## [YOUR TASK]
Return all lines of the data in which the string "CBIR" occurs.

Interface dataset entries
——————
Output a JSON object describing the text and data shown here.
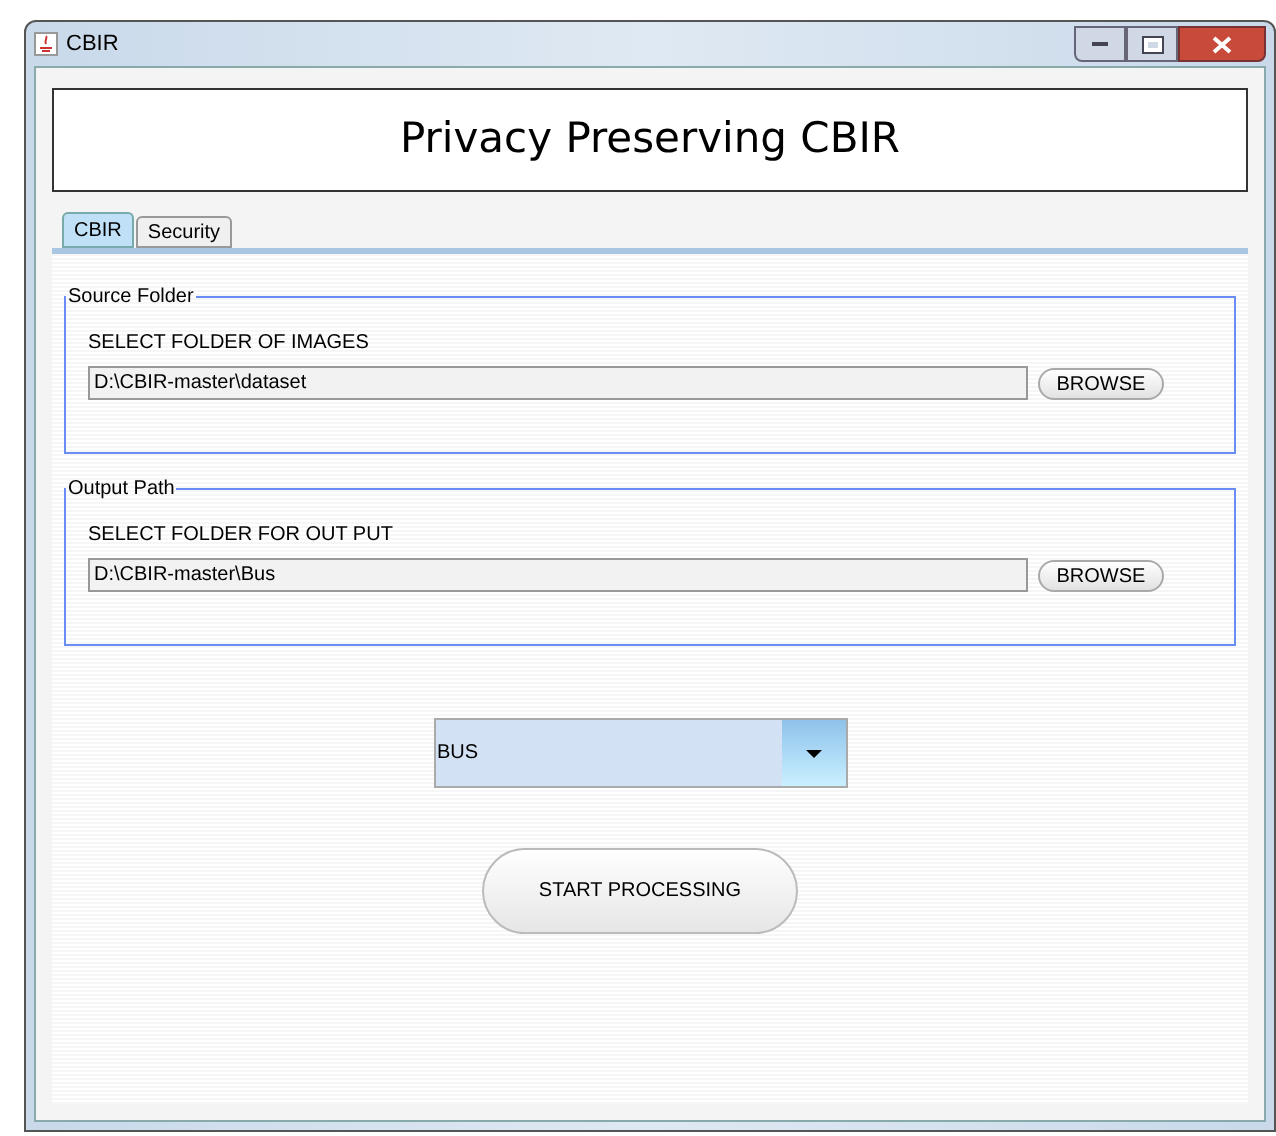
{
  "window": {
    "title": "CBIR"
  },
  "header": {
    "title": "Privacy Preserving CBIR"
  },
  "tabs": [
    {
      "label": "CBIR",
      "selected": true
    },
    {
      "label": "Security",
      "selected": false
    }
  ],
  "sections": [
    {
      "legend": "Source Folder",
      "label": "SELECT FOLDER OF IMAGES",
      "value": "D:\\CBIR-master\\dataset",
      "button": "BROWSE"
    },
    {
      "legend": "Output Path",
      "label": "SELECT FOLDER FOR OUT PUT",
      "value": "D:\\CBIR-master\\Bus",
      "button": "BROWSE"
    }
  ],
  "dropdown": {
    "value": "BUS"
  },
  "start_button": "START PROCESSING"
}
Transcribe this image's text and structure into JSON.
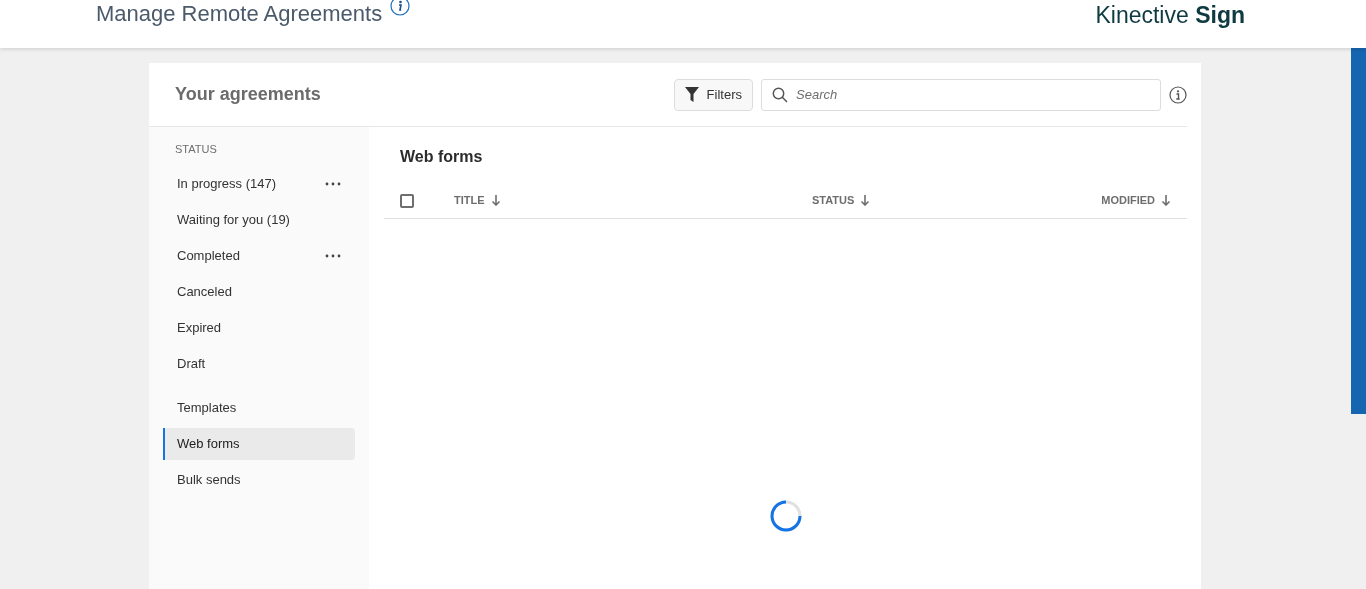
{
  "header": {
    "title": "Manage Remote Agreements",
    "brand_light": "Kinective",
    "brand_bold": "Sign"
  },
  "panel": {
    "title": "Your agreements",
    "filters_button": "Filters",
    "search": {
      "placeholder": "Search"
    }
  },
  "sidebar": {
    "groups": [
      {
        "heading": "STATUS",
        "items": [
          {
            "label": "In progress (147)",
            "selected": false,
            "menu": true
          },
          {
            "label": "Waiting for you (19)",
            "selected": false,
            "menu": false
          },
          {
            "label": "Completed",
            "selected": false,
            "menu": true
          },
          {
            "label": "Canceled",
            "selected": false,
            "menu": false
          },
          {
            "label": "Expired",
            "selected": false,
            "menu": false
          },
          {
            "label": "Draft",
            "selected": false,
            "menu": false
          }
        ]
      },
      {
        "items": [
          {
            "label": "Templates",
            "selected": false,
            "menu": false
          },
          {
            "label": "Web forms",
            "selected": true,
            "menu": false
          },
          {
            "label": "Bulk sends",
            "selected": false,
            "menu": false
          }
        ]
      }
    ]
  },
  "content": {
    "title": "Web forms",
    "select_all": {
      "checked": false
    },
    "columns": [
      {
        "label": "TITLE"
      },
      {
        "label": "STATUS"
      },
      {
        "label": "MODIFIED"
      }
    ],
    "loading": true
  }
}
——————
## [ANSWER SPACE]
    "title": "CBIR"
    "title": "Privacy Preserving CBIR"
      "label": "CBIR",
      "value": "D:\\CBIR-master\\dataset",
      "value": "D:\\CBIR-master\\Bus",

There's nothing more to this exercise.